Others used the opportunity to vent their frustrations.

“How about cutting housing prices and raising salaries for the rear waves? The rear waves are drying out,” reads another popular comment that received more than 17,000 likes.

And one user responded on WeChat with a speech similar in style to the one in the video. But this one was titled “A speech to the older generation.”

The story of China’s Great Firewall, the world’s most sophisticated censorship system

“I look at you, full of envy … freely access Google and Wikipedia, and touch the world’s pulse with your own hands,” the user says in the post, referring to a brief period in China before popular Western websites were blocked by the Great Firewall.

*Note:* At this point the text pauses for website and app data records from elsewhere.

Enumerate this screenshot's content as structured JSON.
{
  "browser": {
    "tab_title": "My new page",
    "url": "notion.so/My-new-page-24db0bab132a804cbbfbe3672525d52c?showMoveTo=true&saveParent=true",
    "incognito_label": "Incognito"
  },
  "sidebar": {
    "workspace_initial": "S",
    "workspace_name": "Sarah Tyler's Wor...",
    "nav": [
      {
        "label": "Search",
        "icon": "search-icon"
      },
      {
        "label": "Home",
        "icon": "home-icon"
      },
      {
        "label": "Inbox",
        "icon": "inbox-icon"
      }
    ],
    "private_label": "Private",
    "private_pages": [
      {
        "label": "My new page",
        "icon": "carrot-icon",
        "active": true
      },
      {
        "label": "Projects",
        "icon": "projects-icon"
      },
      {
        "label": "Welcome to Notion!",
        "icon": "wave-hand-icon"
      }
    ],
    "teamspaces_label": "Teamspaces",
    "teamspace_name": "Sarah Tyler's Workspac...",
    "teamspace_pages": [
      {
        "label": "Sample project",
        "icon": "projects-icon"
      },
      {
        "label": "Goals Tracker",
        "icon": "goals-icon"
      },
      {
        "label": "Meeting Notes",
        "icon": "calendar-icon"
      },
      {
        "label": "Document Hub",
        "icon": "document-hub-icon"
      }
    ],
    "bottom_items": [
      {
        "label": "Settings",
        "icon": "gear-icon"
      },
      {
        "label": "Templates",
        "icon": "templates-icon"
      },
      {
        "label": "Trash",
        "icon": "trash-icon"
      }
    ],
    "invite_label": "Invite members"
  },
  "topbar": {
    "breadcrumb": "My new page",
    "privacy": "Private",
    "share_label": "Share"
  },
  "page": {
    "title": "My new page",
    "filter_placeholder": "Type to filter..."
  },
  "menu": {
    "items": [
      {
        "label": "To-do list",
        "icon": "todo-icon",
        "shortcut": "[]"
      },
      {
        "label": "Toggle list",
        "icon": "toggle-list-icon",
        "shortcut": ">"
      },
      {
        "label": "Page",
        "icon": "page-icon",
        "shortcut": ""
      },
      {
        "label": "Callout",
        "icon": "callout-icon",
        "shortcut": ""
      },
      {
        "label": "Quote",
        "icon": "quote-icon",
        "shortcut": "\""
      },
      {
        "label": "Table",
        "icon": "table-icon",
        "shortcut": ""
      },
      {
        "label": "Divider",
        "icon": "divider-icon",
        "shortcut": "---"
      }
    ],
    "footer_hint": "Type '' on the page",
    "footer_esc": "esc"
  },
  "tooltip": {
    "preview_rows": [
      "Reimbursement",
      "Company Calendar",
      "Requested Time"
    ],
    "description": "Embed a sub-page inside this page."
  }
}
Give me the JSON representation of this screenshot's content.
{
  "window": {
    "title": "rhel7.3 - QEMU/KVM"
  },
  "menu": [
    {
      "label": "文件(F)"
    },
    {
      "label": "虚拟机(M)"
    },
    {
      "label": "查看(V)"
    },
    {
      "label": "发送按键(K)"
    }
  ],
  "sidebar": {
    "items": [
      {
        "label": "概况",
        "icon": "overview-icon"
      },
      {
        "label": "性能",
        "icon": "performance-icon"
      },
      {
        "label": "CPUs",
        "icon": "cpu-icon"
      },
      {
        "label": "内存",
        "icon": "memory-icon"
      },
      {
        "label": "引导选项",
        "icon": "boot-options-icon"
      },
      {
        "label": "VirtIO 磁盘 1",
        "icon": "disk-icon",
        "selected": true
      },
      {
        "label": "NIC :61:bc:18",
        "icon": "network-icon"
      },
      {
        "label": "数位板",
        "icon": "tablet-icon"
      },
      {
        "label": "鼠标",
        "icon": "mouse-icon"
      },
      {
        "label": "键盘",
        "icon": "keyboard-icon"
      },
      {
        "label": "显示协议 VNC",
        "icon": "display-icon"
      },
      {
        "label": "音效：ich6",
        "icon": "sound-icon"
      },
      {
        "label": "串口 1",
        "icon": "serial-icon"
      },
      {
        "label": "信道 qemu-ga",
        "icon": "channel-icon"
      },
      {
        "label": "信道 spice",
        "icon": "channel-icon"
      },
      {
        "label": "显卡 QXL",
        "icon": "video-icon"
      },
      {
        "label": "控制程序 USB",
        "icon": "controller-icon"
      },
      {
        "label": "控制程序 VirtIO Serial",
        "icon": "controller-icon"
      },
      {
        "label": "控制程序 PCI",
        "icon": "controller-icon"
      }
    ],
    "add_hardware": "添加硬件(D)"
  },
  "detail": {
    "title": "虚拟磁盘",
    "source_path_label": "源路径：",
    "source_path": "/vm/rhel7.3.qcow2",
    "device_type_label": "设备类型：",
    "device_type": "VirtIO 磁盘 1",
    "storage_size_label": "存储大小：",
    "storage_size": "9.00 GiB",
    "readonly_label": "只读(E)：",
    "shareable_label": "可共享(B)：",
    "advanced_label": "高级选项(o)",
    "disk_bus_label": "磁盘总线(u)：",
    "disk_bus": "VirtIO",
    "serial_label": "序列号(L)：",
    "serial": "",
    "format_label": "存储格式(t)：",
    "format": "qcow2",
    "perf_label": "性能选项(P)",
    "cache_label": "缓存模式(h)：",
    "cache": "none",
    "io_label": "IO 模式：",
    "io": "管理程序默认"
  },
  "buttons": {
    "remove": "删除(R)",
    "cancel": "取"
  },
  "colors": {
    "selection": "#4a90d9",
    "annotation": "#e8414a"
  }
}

The Chinese government has been increasingly targeting younger people by ramping up propaganda campaigns on social media. By the end of last year, various government agencies were running 17,380 accounts churning out “positive energy” short videos on Douyin, the Chinese version of TikTok, according to a biannual government report about China’s internet development.
Cosplayers holding Bilibili logos outside the Nasdaq MarketSite in New York in March 2018, when Bilibili went public. (Picture: Bloomberg)
Bilibili has been an especially popular platform for authorities given its appeal to young fans of anime, comics and games. Along with hosting videos pushing conspiracy theories and imported anime, the site also hosts an anime-style show about a young Karl Marx that was co-produced by a local propaganda department.
When asked about the controversy surrounding the new video, Bilibili told Chinese media that it’s “an interesting process” to see different interpretations from viewers. The company also said that it didn’t intend for the video to go viral and just made it as a commercial to air before the CCTV news programme Xinwen Lianbo. The 42-year-old daily primetime show is an important government propaganda tool that mainly attracts older viewers.
That’s why some people say that “The Rear Waves” was actually successful in appealing to its target audience: The older generation. Some Netizens said they noticed older users in their social media circles were posting the video more than young people.